09/05/2019 | News release | Distributed by Public on 09/04/2019 19:37
A number of local governments are moving to stabilize the pork market and ensure supply as the average price has kept rising since last year's outbreak of African swine fever.
The average wholesale price of pork hit 34.6 yuan ($4.80) per kilo last week - a notable 8.9 percent increase over the previous week, the Ministry of Commerce announced on Sept 3.
The ministry also said it would tap the government's frozen meat reserves, including pork, beef and mutton, and push it into the market to stabilize supplies.
The appetite for pork has risen in China for decades. In the mid-1970s, Chinese people on average consumed 8 kg of pork a year. Today, the figure is around 39 kg per person, according to the US Department of Agriculture. China now consumes roughly half the world's pork.

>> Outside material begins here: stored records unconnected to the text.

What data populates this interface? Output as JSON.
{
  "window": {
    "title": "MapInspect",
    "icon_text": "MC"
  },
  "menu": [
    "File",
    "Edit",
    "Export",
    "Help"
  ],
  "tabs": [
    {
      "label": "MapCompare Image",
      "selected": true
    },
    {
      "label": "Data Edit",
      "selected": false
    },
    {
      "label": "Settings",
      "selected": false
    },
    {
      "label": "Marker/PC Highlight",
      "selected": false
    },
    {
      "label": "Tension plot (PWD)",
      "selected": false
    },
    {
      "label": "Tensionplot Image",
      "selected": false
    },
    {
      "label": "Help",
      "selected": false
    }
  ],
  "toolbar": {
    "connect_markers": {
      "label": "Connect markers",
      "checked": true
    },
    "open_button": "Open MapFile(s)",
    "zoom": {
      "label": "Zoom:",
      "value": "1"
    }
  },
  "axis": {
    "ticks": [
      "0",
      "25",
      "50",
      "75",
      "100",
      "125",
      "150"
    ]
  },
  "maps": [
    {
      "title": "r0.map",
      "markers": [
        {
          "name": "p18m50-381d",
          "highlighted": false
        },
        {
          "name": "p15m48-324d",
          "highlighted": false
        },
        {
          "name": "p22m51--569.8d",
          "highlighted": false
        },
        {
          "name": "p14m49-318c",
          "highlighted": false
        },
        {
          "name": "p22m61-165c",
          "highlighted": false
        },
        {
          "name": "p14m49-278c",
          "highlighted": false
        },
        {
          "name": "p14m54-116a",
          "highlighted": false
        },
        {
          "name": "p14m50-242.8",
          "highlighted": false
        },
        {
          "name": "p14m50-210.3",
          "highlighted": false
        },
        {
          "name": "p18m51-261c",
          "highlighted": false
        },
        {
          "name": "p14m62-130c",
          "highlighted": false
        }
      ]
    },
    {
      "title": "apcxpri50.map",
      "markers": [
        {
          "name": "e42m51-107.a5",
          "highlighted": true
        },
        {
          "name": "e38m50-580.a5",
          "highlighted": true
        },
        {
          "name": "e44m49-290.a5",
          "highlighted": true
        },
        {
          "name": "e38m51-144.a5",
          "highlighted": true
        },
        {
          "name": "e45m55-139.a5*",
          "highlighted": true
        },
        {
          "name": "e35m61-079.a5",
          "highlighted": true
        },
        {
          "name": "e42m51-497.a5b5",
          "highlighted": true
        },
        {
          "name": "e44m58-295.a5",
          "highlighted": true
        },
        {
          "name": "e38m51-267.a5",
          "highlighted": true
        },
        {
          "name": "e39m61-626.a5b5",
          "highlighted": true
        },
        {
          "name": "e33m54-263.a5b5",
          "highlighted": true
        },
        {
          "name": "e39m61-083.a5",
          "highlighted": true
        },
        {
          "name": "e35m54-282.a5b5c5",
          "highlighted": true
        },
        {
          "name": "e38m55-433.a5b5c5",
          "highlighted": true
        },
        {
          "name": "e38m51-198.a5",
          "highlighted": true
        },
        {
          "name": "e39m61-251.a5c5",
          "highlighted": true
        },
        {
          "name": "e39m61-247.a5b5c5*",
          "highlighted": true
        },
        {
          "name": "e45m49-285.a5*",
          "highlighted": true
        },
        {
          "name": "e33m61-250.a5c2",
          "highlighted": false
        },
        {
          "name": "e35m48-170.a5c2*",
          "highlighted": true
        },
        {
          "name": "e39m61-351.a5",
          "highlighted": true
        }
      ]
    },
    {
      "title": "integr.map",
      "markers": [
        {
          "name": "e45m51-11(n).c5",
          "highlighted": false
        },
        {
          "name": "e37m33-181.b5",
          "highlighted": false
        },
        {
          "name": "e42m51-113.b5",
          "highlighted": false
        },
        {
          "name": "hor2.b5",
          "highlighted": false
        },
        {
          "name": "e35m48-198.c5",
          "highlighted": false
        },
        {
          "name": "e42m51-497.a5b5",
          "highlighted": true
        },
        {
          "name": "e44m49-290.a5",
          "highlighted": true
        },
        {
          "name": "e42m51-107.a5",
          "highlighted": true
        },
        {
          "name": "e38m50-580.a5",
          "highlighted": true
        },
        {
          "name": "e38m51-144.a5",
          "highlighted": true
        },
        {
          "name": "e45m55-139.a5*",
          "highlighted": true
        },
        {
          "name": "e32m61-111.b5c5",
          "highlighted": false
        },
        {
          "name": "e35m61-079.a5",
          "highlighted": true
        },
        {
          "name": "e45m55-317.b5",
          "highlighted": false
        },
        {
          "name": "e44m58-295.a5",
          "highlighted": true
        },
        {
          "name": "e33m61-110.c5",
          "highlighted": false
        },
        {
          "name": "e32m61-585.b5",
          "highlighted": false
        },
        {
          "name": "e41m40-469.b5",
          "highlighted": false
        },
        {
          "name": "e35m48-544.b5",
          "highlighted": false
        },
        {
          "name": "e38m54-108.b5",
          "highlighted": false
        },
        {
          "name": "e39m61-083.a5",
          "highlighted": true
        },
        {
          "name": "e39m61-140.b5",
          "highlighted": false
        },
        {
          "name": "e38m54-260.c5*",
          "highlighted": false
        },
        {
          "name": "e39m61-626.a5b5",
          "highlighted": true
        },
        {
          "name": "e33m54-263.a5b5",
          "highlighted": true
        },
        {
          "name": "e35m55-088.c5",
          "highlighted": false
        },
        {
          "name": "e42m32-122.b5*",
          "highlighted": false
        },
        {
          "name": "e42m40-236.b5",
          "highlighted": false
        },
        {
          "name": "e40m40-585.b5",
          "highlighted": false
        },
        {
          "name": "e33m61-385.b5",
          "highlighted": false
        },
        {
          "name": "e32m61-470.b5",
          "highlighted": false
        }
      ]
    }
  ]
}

Pork prices nationwide have risen steadily this year following last year's outbreak of African swine fever, which decimated the pig population in some places and led to price spikes.
So far, the epidemic has been largely controlled, and authorities have launched measures to ensure sufficient supplies.
In Nanning, Guangxi Zhuang autonomous region, the government announced on Aug 31 that it was placing a price cap on pork sold at 10 large farmers' markets across the city. Residents are allowed to buy up to 1 kilogram of pork at designated booths at a price 10 percent lower than the average price of the previous 10 days.
Qin Shiliang, an official of the Nanning city development and reform commission, explained: 'Before, a pork steak sold for 65.8 yuan per kg, nearly twice as much as last year, and lower income families were hurt. So we decided to provide a certain amount of pork every day at a lower price to cool the rising prices.'
With a price of 57.4 yuan per kg, Liang Fang, a pork vendor at the Macun market - one of the 10 designated markets - quickly sold all of her pork steaks.
'I had more customers on Sunday,' she said. 'People are glad to buy cheaper pork, and a few stock up.'
According to Qin, only 500 pigs a day may be sold in the 10 markets where the price is capped. The price gap is subsidized by the government.
'It is the market that determines the price - we won't forget this,' he said. 'We simply want people who are in need to be relieved.'
With the traditional Mid-Autumn Festival and National Day holidays approaching, the Hainan Provincial Food and Materials Reserve Bureau is injecting frozen pork from reserve supplies into the market as an emergency measure to rein in prices and meet the anticipated holiday demand. The holidays are peak season for tourism in the tropical island province.
'Last week, 38 Haikou Vegetable Basket Group stores began to sell frozen reserve pork products at a price one-third lower than other markets,' said Zheng Liangwu, assistant to the general manager of the group.
'Every day, we supply the stores with a total of 1,520 kg of pork in nine varieties, including streaky pork, spareribs, pork shoulder and pigs' feet, with retail prices ranging from 35.98 yuan to 61.6 yuan per kg. Sales of reserve pork products will continue to the end of February.'
Zheng said the company will increase the amount of reserve pork as needed from the provincial reserve bureau to ensure sufficient supplies.
A woman at a meat market in Hainan's Longhua district, who identified herself only as Wang, said: 'Seeing the certificates and seals of animal product quarantines and meat quality inspections, and the reports on African swine fever that are presented at the store, I feel greatly at ease. The prices of reserve pork products here are lower than the supermarkets, which makes me very happy.'
The frozen meat reserves will also be delivered to other cities and counties on the island, including Sanya, Danzhou, Wanning and Qionghai, to ensure availability to residents, school canteens and nursing homes, Hainan Daily reported last week.
Sichuan province issued nine rules recently to promote the production of live pigs and stabilize the market. They include improving and standardizing the breeding of live pigs, imposing strict inspection and quarantine measures and ramping up supervision of pig farms and the pork processing industry.